During the last days of his life, Andrés Escobar probably didn’t think of much else than that cursed 35th minute in Pasadena. That moment in the furnace of Rose Bowl stadium, where on 22 June 1994, more than 93,000 people create a deafening backdrop in the second game of the World Cup group stages between Colombia and hosts USA. Here, where the heat makes every step torture.
Actually, everything looks quite harmless. US midfielder John Harkes of English club Derby County crosses from the left to the centre, towards the penalty area.
On the height of the penalty spot, the ball lands at the feet of Colombian defender Andrés Escobar. US striker Ernie Stewart, who later scored the goal to 2-0, is nowhere near enough to reach the ball.
To the dismay of goalkeeper Oscar Cordoba, Escobar deflects the ball into his own net with his left foot. While the Rose Bowl literally explodes in jubilation, Escobar seems paralyzed. He buries his face under his shirt with the back number 2. A fatal own goal.
Ten days later, Andrés Escobar is dead. Gunned down. Executed – with twelve bullets. On 2 July 1994, Humberto Munoz Castro opens fire on the disgraced national player in front of the “El Indio” bar in Colombia’s capital Medellin while shouting the word “gooool”.
Andrés Escobar dies on the spot. He wore the yellow jersey of the Cafeteros in 50 international matches (1 goal).
The Colombian Football Association will not award this jersey until 1997, the end of the period of mourning for Escobar.
The fact that he is the victim of a crime after his momentous own goal – the Colombian team, which had become a secret favourite for the title, loses 1:2 and gets knocked out in the group stages – is one of the most tragic episodes in the history of the World Cup.
Who is the man that ends Andrés Escobar’s life? Munoz Castro, who confesses shortly afterwards, is no stranger in the drug milieu of Medellin. As a bodyguard and driver, he worked for the powerful drug kingpins – in Medellin, which is considered one of the most dangerous cities in the world at the beginning of the 1990s.
Escobar’s own goal cost the drug bosses a lot of money, the rumours say shortly afterwards.
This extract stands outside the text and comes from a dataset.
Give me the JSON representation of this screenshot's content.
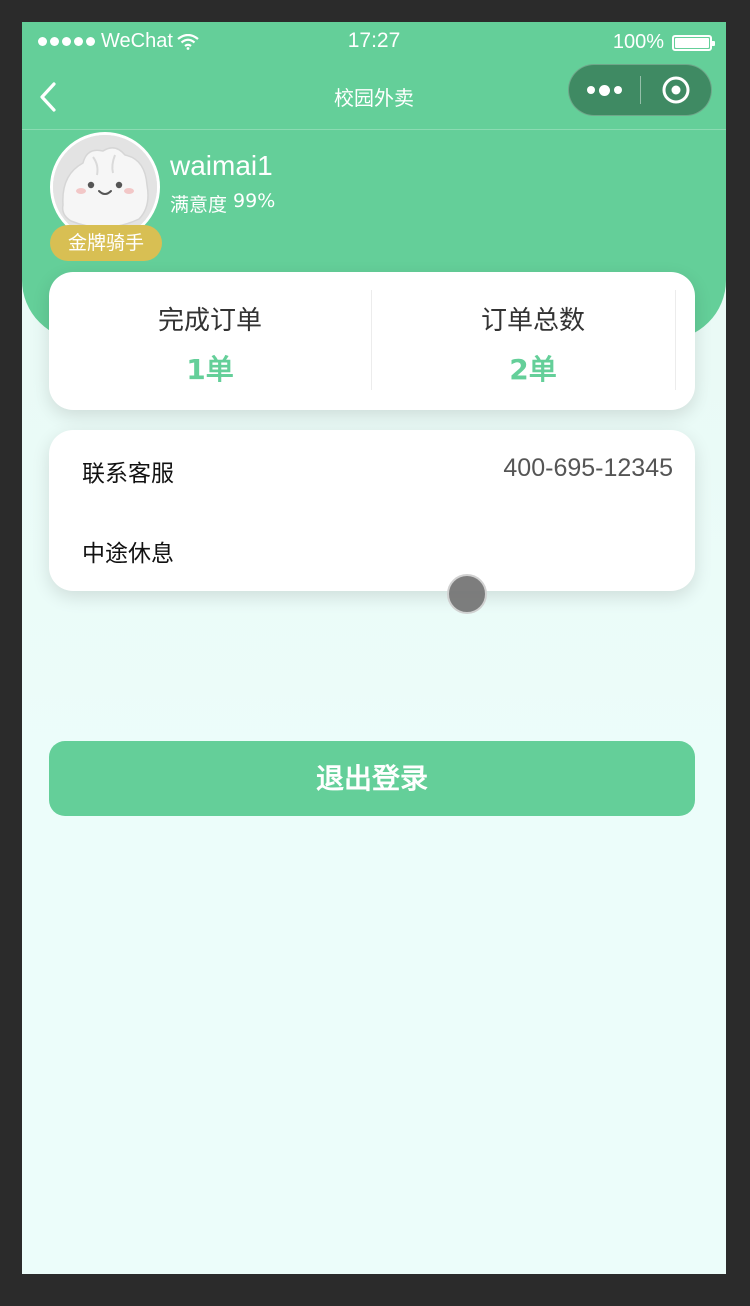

After all, the qualification of Francisco Maturana’s team was basically a foregone conclusion. “The defender had to pay for the gambling passion of some underworld bosses,” is a line from World Cup book “Der Fußball erobert die neue Welt (Football Conquers the New World, Weltbild, 2006)”.
Escobar’s death shocks the football world. In view of the fact that some major players in the underworld bet on Colombia and then murdered a player from their national team, the sport loses its innocence on this summer’s day in 1994.
120,000 people line the streets of Medellin at his funeral. It was here, at Atlético Nacional, that the professional career of Andrés Escobar, a son of a banker, began in 1985. After just one season with the Young Boys Bern in Switzerland (1989/90), Escobar returned to his hometown of Medellin, where he was once again signed by Atlético Nacional and played there until his assassination. The absolute highlight of his career was winning the Copa Libertadores with Atlético Nacional in 1989.
The murdered Escobar becomes a legend in Colombia – even four years after his death, he is omnipresent in the fan displays during games of the Cafeteros. At the 1998 World Cup in France, a portrait of Escobar adorns the spectator stands in Lyon.
ESPN, the TV station that had also broadcast Escobar’s last international match on 22 June 1994, includes the murdered defensive player in a documentary about drug kingpin Pablo Escobar, who had been killed in a shooting the year before.
The claim: The godfather, an enthusiastic football fan, would never have tolerated the murder of a professional who shared the same name, even though he was not related to him…